# Monotonicity of Real Sequences

## Theorem

Let $\sequence {a_n}: \mathbb D \to \R$ be a real sequence, where $\mathbb D$ is a subset of $\N$.

Let $\Bbb X$ be a real interval such that $\Bbb D \subseteq \Bbb X$.

Let $f: \Bbb X \to \R, x \mapsto \map f x$ be a differentiable real function.

Suppose that for every $n \in \mathbb D$:

$\map f n = a_n$

Then:

If $\forall x \in \Bbb X: D_x \map f x \ge 0$, $\sequence {a_n}$ is increasing
If $\forall x \in \Bbb X: D_x \map f x > 0$, $\sequence {a_n}$ is strictly increasing
If $\forall x \in \Bbb X: D_x \map f x \le 0$, $\sequence {a_n}$ is decreasing
If $\forall x \in \Bbb X: D_x \map f x < 0$, $\sequence {a_n}$ is strictly decreasing

where $D_x$ denotes differentiation with respect to $x$.

## Proof

Consider the case where $D_x \map f x \ge 0$

Let $n \in \N$ be in the domain of $\sequence {a_n}$.

From Derivative of Monotone Function, the sign of $D_x f$ is indicative of the monotonicity of $f$.

Hence:

 $\displaystyle \map f {n + 1} - \map f n$ $=$ $\displaystyle \int_n^{n + 1} D_x \map f x \rd x \ge 0$ Fundamental Theorem of Calculus $\displaystyle$ $\ge$ $\displaystyle 0$ Relative Sizes of Definite Integrals $\displaystyle \leadsto \ \$ $\displaystyle \map f {n + 1}$ $\ge$ $\displaystyle \map f n$

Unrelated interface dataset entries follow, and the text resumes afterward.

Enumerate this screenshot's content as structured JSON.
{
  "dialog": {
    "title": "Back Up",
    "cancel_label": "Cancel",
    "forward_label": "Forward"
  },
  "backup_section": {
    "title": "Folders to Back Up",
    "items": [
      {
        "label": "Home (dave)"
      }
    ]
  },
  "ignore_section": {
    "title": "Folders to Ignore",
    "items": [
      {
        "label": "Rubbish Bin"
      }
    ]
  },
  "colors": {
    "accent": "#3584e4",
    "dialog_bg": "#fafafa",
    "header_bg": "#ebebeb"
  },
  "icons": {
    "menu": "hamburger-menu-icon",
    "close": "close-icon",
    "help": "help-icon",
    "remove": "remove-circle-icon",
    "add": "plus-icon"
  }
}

Then:

 $\, \displaystyle \forall n \in \mathbb D: \,$ $\displaystyle \map f n$ $=$ $\displaystyle a_n$ by hypothesis $\displaystyle \leadsto \ \$ $\, \displaystyle \forall n \in \mathbb D: \,$ $\displaystyle a_{n + 1}$ $\ge$ $\displaystyle a_n$ as $n \in \mathbb D$ was arbitrary

Hence the result, by the definition of monotone.

The proofs of the other cases are similar.

$\blacksquare$